Here the piano motif is defined as ten eighth notes.  Notes are added to the @pnotes and @transp arrays in a loop over the $pmotif and the function note_or_rest() is called.  This function returns - you guessed it - either a note (as a MIDI pitch number) or a rest (as an 'r' character).  This note is added to the @pnotes array, and a transposed version is added to the @transp array.

Ok. With all those things defined and populated, the next thing is to setup the MIDI stuff:

# Prepare the MIDI
my $volume = 98;
my $pan = 10; # control change #
my $pan_left = 32;
my $pan_right = 86;
my $score = MIDI::Util::setup_score(
    lead_in   => 0,
    signature => '5/4',
    bpm       => $bpm,
    volume    => $volume,

And synchronize the piano, violin and clarinet parts to play:

# Add each part to the score in parallel

Finally, as far as the execution of the program goes, a MIDI file, named after the program, is written to disk:

# Output the score as a MIDI file

Now for the subroutines!  Let's consider the first one we encountered above, note_or_rest():

# Either return a note or a rest!
sub note_or_rest {
    my ($n, $motif, $notes) = @_;
    if (
        # We're at the end of the motif and the first note is a rest
        ($n == $#$motif && $notes->[0] eq 'r')
        # The previous note is a rest
        (defined $notes->[$n - 1] && $notes->[$n - 1] eq 'r')
    ) {
        $note = $voice->rand;
    else {
        $note = int(rand 10) <= 3 ? 'r' : $voice->rand;
    return $note;

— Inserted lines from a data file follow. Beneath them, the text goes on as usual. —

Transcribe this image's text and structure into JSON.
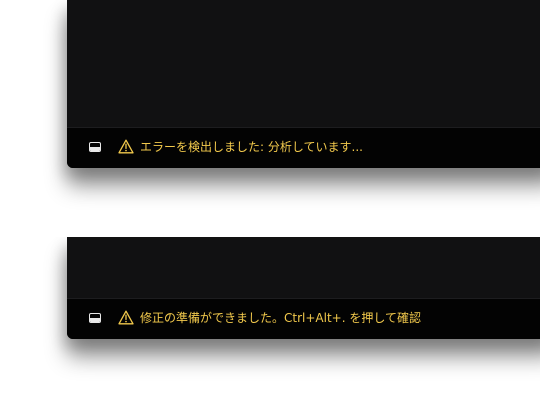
{
  "states": [
    {
      "status_message": "エラーを検出しました: 分析しています..."
    },
    {
      "status_message": "修正の準備ができました。Ctrl+Alt+. を押して確認"
    }
  ],
  "icons": {
    "panel": "panel-toggle-icon",
    "warning": "warning-icon"
  },
  "colors": {
    "background": "#111112",
    "status_bar": "#030303",
    "warning_text": "#f2c94c",
    "icon": "#e8e8e8"
  }
}
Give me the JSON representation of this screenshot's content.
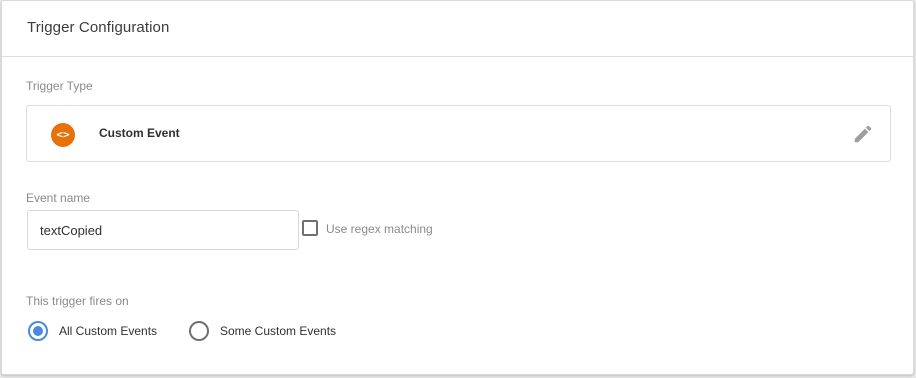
{
  "card": {
    "title": "Trigger Configuration"
  },
  "trigger_type": {
    "label": "Trigger Type",
    "name": "Custom Event",
    "icon": "code-brackets-icon",
    "icon_glyph": "<>",
    "icon_color": "#e8710a"
  },
  "event_name": {
    "label": "Event name",
    "value": "textCopied",
    "regex_label": "Use regex matching",
    "regex_checked": false
  },
  "fires_on": {
    "label": "This trigger fires on",
    "options": [
      {
        "label": "All Custom Events",
        "selected": true
      },
      {
        "label": "Some Custom Events",
        "selected": false
      }
    ],
    "accent_color": "#4a89dc"
  }
}
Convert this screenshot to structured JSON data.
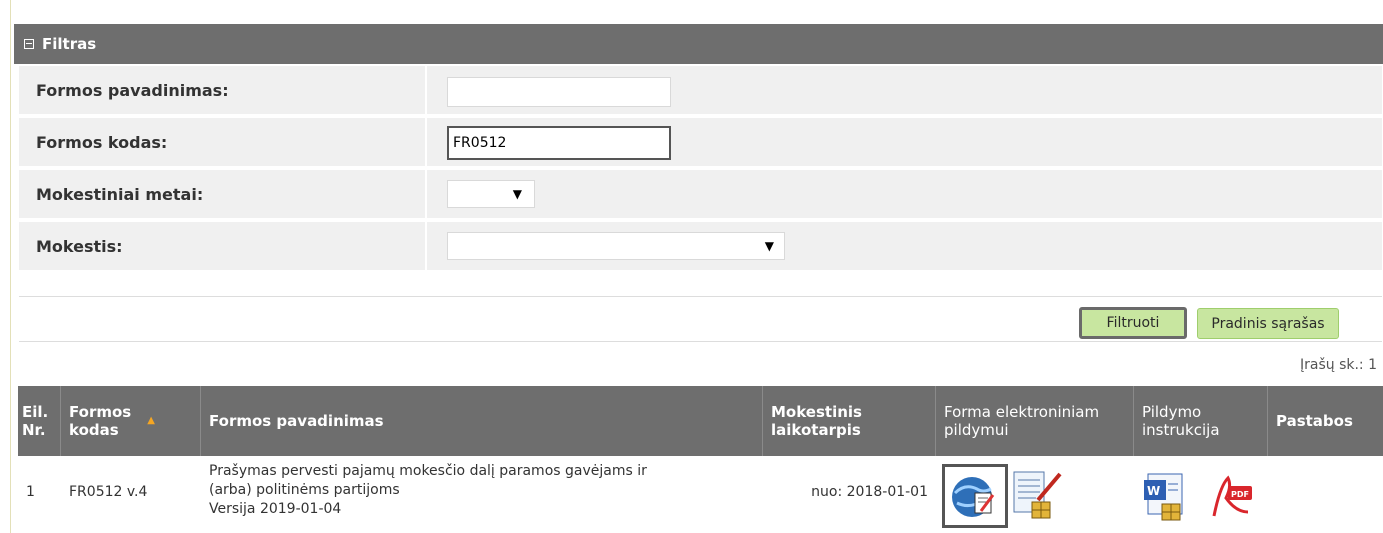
{
  "filter": {
    "title": "Filtras",
    "fields": [
      {
        "label": "Formos pavadinimas:",
        "value": ""
      },
      {
        "label": "Formos kodas:",
        "value": "FR0512"
      },
      {
        "label": "Mokestiniai metai:",
        "value": ""
      },
      {
        "label": "Mokestis:",
        "value": ""
      }
    ],
    "filter_button": "Filtruoti",
    "reset_button": "Pradinis sąrašas"
  },
  "records_count": "Įrašų sk.: 1",
  "table": {
    "headers": {
      "no": [
        "Eil.",
        "Nr."
      ],
      "code": [
        "Formos",
        "kodas"
      ],
      "name": "Formos pavadinimas",
      "period": [
        "Mokestinis",
        "laikotarpis"
      ],
      "electronic": [
        "Forma elektroniniam",
        "pildymui"
      ],
      "instructions": [
        "Pildymo",
        "instrukcija"
      ],
      "notes": "Pastabos"
    },
    "rows": [
      {
        "no": "1",
        "code": "FR0512 v.4",
        "name_line1": "Prašymas pervesti pajamų mokesčio dalį paramos gavėjams ir",
        "name_line2": "(arba) politinėms partijoms",
        "version": "Versija 2019-01-04",
        "period": "nuo: 2018-01-01",
        "icons": [
          "globe-form-icon",
          "form-edit-icon",
          "word-doc-icon",
          "pdf-icon"
        ],
        "notes": ""
      }
    ]
  },
  "colors": {
    "header_bg": "#6e6e6e",
    "button_bg": "#c8e6a0",
    "sort_arrow": "#f5a623"
  }
}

Here, a note is generated so that two rests are not in a row.  That is what the if condition says basically.  Otherwise either a rest or a note is generated based on a probability (i.e. return a rest approximately 40% of the time).

The companion to this function is the following, which actually adds either a rest or notes to the score:

# Either play a note or a rest!
sub play_note_or_rest {
    my ($motif, $notes) = @_;
    if ($notes->[0] eq 'r') {
    else {
        $score->n($motif, @$notes);

In the generation of piano notes, if the first is a rest, so is the second.  That is why this code only considers the first element.

All that remains are the subroutines that play the pianos, violins and clarinets - which makes up the majority of the program actually.  The first piano looks like this:

# Play the pre-computed piano notes
sub piano1 {
    MIDI::Util::set_chan_patch($score, 0, 0);
    $score->control_change(0, $pan, $pan_left);
    print 'Piano 1.1: ', ddc(\@pnotes);
    print 'Piano 1.2: ', ddc(\@transp);
    for my $i (1 .. $bars) {
        for my $n (0 .. $#$pmotif) {
            play_note_or_rest($pmotif->[$n], [$pnotes[$n], $transp[$n]]);

Here, the MIDI channel and patch are both set to zero.  Then the pan is set to the defined left value.  The actual notes are shown (with the ddc() function of the also excellent Data::Dumper::Compact module).  Next the computed notes (or rests) are added to the score in a loop over the defined number of $bars.  For each bar, a note or rest is played for each MIDI duration element of the motif.  Voilà!

The other subroutines defining the other instruments are each different.  This is so that the composition is not stale and redundant.  But they are left to the reader to explore in the program.

Here is a composition based on three runs of very very many that I finally sort-of liked: